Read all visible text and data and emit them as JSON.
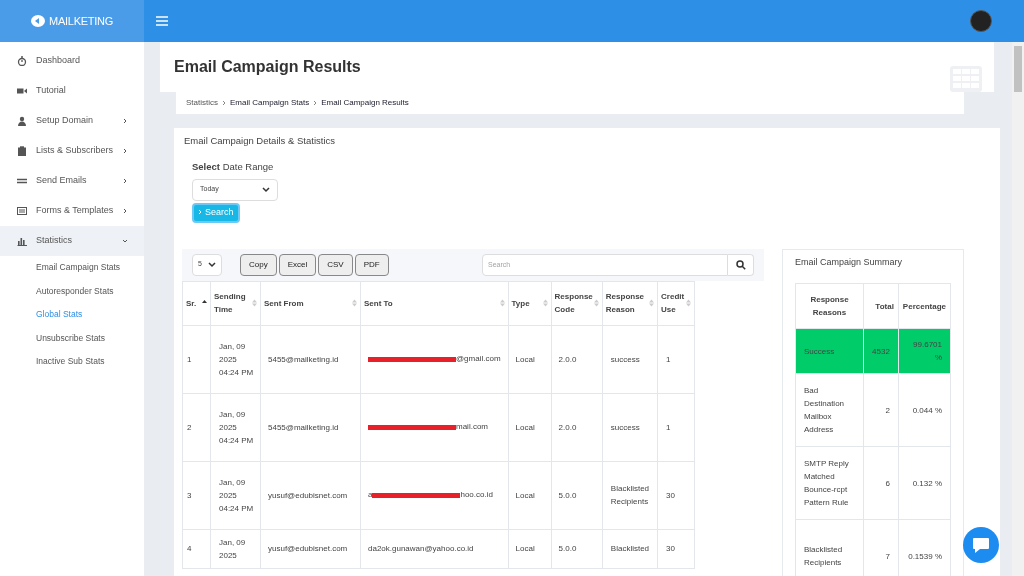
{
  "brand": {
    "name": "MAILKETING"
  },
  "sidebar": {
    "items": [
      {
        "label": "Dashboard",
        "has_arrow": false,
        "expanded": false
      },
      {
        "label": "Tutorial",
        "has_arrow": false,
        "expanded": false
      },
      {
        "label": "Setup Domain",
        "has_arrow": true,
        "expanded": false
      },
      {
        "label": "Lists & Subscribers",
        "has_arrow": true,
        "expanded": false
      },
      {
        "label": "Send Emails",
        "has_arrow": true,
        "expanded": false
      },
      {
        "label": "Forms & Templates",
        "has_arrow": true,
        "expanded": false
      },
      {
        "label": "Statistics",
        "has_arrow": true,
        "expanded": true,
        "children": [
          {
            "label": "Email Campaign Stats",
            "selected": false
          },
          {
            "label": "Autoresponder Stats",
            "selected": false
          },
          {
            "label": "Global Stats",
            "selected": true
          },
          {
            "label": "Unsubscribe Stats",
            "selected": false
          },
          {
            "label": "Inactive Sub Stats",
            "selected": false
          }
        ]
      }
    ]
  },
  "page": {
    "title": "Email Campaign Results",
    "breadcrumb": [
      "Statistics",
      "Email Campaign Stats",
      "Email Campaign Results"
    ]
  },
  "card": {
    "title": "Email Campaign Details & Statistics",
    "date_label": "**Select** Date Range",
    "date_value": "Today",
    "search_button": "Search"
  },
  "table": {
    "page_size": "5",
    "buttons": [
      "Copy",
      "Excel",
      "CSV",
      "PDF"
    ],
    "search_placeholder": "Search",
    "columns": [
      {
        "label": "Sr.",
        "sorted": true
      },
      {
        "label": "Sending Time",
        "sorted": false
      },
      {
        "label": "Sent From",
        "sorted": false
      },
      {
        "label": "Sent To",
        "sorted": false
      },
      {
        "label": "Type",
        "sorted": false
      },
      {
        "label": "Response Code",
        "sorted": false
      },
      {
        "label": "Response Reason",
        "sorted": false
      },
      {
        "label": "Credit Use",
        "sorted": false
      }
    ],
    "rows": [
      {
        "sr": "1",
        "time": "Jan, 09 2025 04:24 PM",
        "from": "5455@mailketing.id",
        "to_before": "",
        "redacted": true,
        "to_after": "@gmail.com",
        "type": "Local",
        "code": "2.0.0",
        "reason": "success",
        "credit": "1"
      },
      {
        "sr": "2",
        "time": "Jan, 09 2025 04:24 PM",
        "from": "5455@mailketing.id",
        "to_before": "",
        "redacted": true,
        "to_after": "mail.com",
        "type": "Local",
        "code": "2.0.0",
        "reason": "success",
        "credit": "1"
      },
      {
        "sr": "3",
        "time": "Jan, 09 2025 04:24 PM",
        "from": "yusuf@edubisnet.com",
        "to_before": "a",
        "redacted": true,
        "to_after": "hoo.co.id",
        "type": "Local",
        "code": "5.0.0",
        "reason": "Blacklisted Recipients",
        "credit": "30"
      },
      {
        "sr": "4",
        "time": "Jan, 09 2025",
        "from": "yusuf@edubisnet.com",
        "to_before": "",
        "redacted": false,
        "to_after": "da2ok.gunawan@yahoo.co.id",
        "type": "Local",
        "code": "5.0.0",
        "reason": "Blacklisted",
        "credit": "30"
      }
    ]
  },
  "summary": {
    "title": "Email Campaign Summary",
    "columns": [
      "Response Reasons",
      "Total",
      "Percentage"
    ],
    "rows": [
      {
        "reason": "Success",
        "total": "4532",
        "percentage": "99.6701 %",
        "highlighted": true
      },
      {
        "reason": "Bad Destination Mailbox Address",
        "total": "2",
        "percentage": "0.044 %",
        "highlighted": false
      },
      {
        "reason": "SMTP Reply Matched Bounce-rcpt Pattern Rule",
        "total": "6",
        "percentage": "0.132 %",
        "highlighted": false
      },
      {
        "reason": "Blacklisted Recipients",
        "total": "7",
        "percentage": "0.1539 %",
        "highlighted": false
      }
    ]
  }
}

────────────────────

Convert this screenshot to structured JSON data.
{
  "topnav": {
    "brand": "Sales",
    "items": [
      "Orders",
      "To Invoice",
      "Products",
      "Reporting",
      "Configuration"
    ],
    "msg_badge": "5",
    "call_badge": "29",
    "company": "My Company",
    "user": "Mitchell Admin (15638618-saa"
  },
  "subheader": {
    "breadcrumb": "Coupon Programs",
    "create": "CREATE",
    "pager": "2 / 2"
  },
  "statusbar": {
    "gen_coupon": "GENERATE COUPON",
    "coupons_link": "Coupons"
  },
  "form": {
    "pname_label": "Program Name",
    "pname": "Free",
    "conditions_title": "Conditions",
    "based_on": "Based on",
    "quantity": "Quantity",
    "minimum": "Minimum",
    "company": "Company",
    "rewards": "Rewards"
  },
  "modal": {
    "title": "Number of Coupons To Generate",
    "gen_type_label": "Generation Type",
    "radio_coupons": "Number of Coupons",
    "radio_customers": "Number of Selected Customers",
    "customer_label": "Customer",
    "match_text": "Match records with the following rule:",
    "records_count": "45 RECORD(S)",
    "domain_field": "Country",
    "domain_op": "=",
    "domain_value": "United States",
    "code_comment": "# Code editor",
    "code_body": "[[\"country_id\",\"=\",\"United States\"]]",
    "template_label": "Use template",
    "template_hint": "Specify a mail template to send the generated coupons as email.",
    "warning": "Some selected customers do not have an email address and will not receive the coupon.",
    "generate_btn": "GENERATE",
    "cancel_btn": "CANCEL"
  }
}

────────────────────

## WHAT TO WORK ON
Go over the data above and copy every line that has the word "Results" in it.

## RESULT BELOW
    "title": "Email Campaign Results",
      "Email Campaign Results"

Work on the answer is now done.